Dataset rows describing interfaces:
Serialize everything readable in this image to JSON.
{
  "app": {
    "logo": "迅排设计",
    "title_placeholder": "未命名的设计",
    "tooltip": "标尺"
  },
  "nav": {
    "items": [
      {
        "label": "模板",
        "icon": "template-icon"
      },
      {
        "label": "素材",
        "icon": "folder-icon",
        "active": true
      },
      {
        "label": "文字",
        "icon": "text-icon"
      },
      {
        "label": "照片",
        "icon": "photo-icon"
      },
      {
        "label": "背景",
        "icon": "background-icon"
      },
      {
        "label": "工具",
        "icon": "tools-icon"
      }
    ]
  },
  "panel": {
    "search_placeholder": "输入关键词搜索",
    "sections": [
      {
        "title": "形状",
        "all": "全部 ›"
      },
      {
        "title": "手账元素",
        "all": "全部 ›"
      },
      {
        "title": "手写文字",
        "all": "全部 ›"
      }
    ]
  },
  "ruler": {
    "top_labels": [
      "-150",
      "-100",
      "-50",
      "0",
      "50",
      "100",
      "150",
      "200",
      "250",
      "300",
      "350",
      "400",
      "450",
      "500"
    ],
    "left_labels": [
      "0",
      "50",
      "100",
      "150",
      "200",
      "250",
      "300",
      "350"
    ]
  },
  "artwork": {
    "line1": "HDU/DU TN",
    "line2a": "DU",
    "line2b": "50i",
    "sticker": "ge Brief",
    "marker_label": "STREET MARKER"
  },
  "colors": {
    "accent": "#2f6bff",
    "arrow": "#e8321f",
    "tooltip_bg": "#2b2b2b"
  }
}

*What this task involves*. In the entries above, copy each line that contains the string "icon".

*Written response*.
        "icon": "template-icon"
        "icon": "folder-icon",
        "icon": "text-icon"
        "icon": "photo-icon"
        "icon": "background-icon"
        "icon": "tools-icon"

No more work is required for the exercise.